SAN FRANCISCO — In a surprise move, the California Supreme Court on Thursday rejected an attempt by the Deukmejian Administration to reinstate tight legislative restrictions on state-financed abortions for low-income women.
As a result, state courts now have overturned abortion-funding limitations for the 10th straight year--and an estimated 80,000 women will be permitted to receive abortions under the Medi-Cal program this year.
Refuse to Hear Appeal
The justices refused to hear a state Department of Health Services appeal of a ruling last February that struck down the limitations as unconstitutional.
The Administration, in a petition filed by Kenneth W. Kizer, health services director, also asked the justices to overturn a 1981 ruling by the court under then-Chief Justice Rose Elizabeth Bird declaring that such restrictions violated the right to privacy.
There had been considerable speculation that the new, more conservative court, now led by Chief Justice Malcolm M. Lucas, might reverse the 1981 ruling and permit abortion-funding limitations to go into effect for the first time since the Legislature began enacting them 10 years ago.
Gov. George Deukmejian had backed the curbs on abortion funding, and five of his appointees now serve on the high court.
But in Thursday's action, taken in a brief order, only two members of the court--Lucas and Justice Edward A. Panelli--voted to hear Kizer's appeal. Four votes from the seven justices are required for review.
In previous years, Lucas and Panelli, both Deukmejian appointees, had voted to hear the issue in similar cases, but the liberal-dominated court majority refused to go along and grant review.
This time, the governor's three newest appointees to the court--Justices John A. Arguelles, David N. Eagleson and Marcus M. Kaufman--also refused to vote for review, as did the two other members of the court, Justices Stanley Mosk and Allen E. Broussard.
"We're just thrilled," said Marcia Gallo of the American Civil Liberties Union of Northern California, one of several groups that challenged the restrictions in court. "What's interesting is that the change in the court did not change what has happened in the past. This should send a loud and clear message to those who have been waiting to see what the new court would do."
State Assistant Atty. Gen. John Davidson, one of the attorneys representing the Department of Health Services in the case, said it would be difficult to speculate about why the court declined to review the issue.
"We were really not all that positive that, even with the change in personnel, the court would want to hear the case . . . ," Davidson said. "The court has shown in other areas that it may not be as conservative as some thought."
A spokesman for Kizer said only that "the court has made its decision and we of course will abide by it." A spokesman for Deukmejian said the governor had no comment.

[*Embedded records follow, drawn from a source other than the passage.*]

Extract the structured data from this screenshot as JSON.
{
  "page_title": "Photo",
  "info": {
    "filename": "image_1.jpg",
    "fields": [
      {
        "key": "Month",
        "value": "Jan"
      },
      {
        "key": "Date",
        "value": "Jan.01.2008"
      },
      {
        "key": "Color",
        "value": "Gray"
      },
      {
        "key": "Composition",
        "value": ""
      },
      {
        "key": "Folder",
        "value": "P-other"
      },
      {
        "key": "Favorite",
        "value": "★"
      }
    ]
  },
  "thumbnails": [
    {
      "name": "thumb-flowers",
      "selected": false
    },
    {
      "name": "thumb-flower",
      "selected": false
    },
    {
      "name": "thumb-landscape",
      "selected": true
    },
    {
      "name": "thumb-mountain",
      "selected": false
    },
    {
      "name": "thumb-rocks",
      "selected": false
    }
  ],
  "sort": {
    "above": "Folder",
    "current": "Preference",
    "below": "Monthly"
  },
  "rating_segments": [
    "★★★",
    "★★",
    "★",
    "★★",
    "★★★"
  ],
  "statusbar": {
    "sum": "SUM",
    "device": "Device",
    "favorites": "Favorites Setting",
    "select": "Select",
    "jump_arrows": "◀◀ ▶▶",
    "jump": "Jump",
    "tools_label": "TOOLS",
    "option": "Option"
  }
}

The Legislature began enacting restrictions on state-financed abortions for the poor in 1978, but every year a state court has invalidated the limitations. In the 1981 ruling, the state Supreme Court concluded that since the state makes Medi-Cal funds available to aid childbirth, it must also provide funds for abortions for low-income women.
Last year, the Legislature again enacted restrictions in the Budget Act that allowed Medi-Cal abortions only when a mother's life was in danger, when pregnancy resulted from rape or incest, or when the unborn child had a severe abnormality.
The budget provided about $13 million for authorized abortions. It was estimated that unrestricted abortions would cost another $25 million annually.
A coalition of health care and civil rights groups filed suit challenging the new restrictions, and the state Court of Appeal struck them down.
The appeal court held, as it had previously, that the limitations violated the right to privacy and equal protection.
The panel also cited new additional grounds for its ruling, saying that the Legislature improperly used the Budget Act to make changes in Medi-Cal laws, violating a constitutional provision limiting legislation to a "single subject."
To institute such a change, the Legislature should have acted through a separate bill, rather than using a "rider" attached to budget legislation, the panel said.
In its appeal to the high court, the Administration contended that the 1981 ruling was wrongly decided and that the Legislature could lawfully enact measures designed to encourage childbirth rather than abortion.
While women have a constitutional right to abortion, there is no right to a state-financed abortion, Kizer said in the petition to the justices.